Elizabeth Fox-Genovese and Nancy Rosenblum both criticize my approach from rather nihilistic viewpoints. Fox-Genovese doubts that we can ever “calculate the conditions and attributes that invalidate formal equality of opportunity,” and asserts that my proposal presupposes an “extraordinary illusion of mastery” of the complexity of individual motivations and behavior. I simply do not share her agnosticism. Suppose we limit ourselves to three characteristics of persons, arguably each outside of individual control: race, performance on IQ or similar tests, and socio-economic position of parents. (I need take no position on whether IQ is heritable, environmentally determined, measures intelligence, or whether tests which measure it are culturally biased. I assert only that a person’s IQ is largely beyond her control, and that the kind of talent IQ measures is important for the acquisition of many kinds of advantage in our society.) The enjoyment of many kinds of advantage is, I conjecture, quite sharply differentiated across the types defined by these three characteristics. Can Fox-Genovese really claim that an attempt to reduce the differences in these degrees of advantage is ill-conceived? How can she further assert that my proposal “moves the politics of equality of opportunity a giant step closer toward a self-defeating politics of an unrealizable equality of outcome?” Is it not obvious that, if any contemporary society moves towards equality of opportunity, then outcome inequalities will be reduced? Reducing outcome inequalities generated by inequality of opportunity is not the same thing as eliminating all inequality of outcome, which I am not advocating. Fox-Genovese’s analogy between the Kentucky Derby and an economy is mistaken. The Kentucky Derby is (aside from the business of betting) a contest to discover the best horse, or the best horse-jockey team, but the purpose of an economy is not, in my view, to discover the best economic competitors, but rather to provide a decent life for all.

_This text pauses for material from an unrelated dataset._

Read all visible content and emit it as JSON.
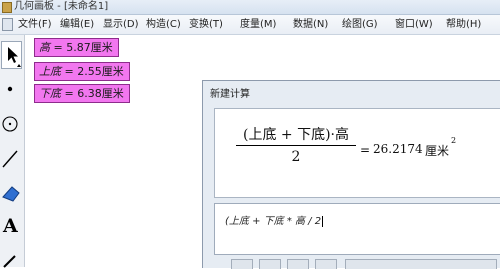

Nancy Rosenblum’s nihilism is evidenced in her claim that I wish away the “ambiguity and incoherence that characterize American political ideology;” my project is “wildly off the mark of anything psychologically and politically possible for us” because of the “massive confusion” in popular culture about personal responsibility. Even if my proposal is philosophically justifiable, it is hopelessly naive to believe it could be implemented in the confused American context, one where “intuitions about equality are ambiguous and contradictory.” For Rosenblum, more “modest moves” must be taken towards equality of opportunity.

Perhaps Rosenblum is right in her diagnosis of our national consciousness; but her concern is really quite different from mine. My purpose is to clarify what commonly held perceptions about personal responsibility (in the sense of having control over acts) and equality of opportunity (in the sense of leveling the playing field) imply for social policy. I do not contend that these perceptions are universal, but they are held by many, indeed many of polar political persuasions. If I am right that these views imply the kind of policy I have described, then there is a basis for productive public debate. I would not expect to win over large numbers of voters to my view in the short run, even should I be correct. But I do strongly believe that a commitment to democracy, which Rosenblum and I share, is built upon a view that people, even if their current views are “ambiguous and incoherent,” are capable of reasoned and objective deliberation. Otherwise, we should be looking for philosopher kings.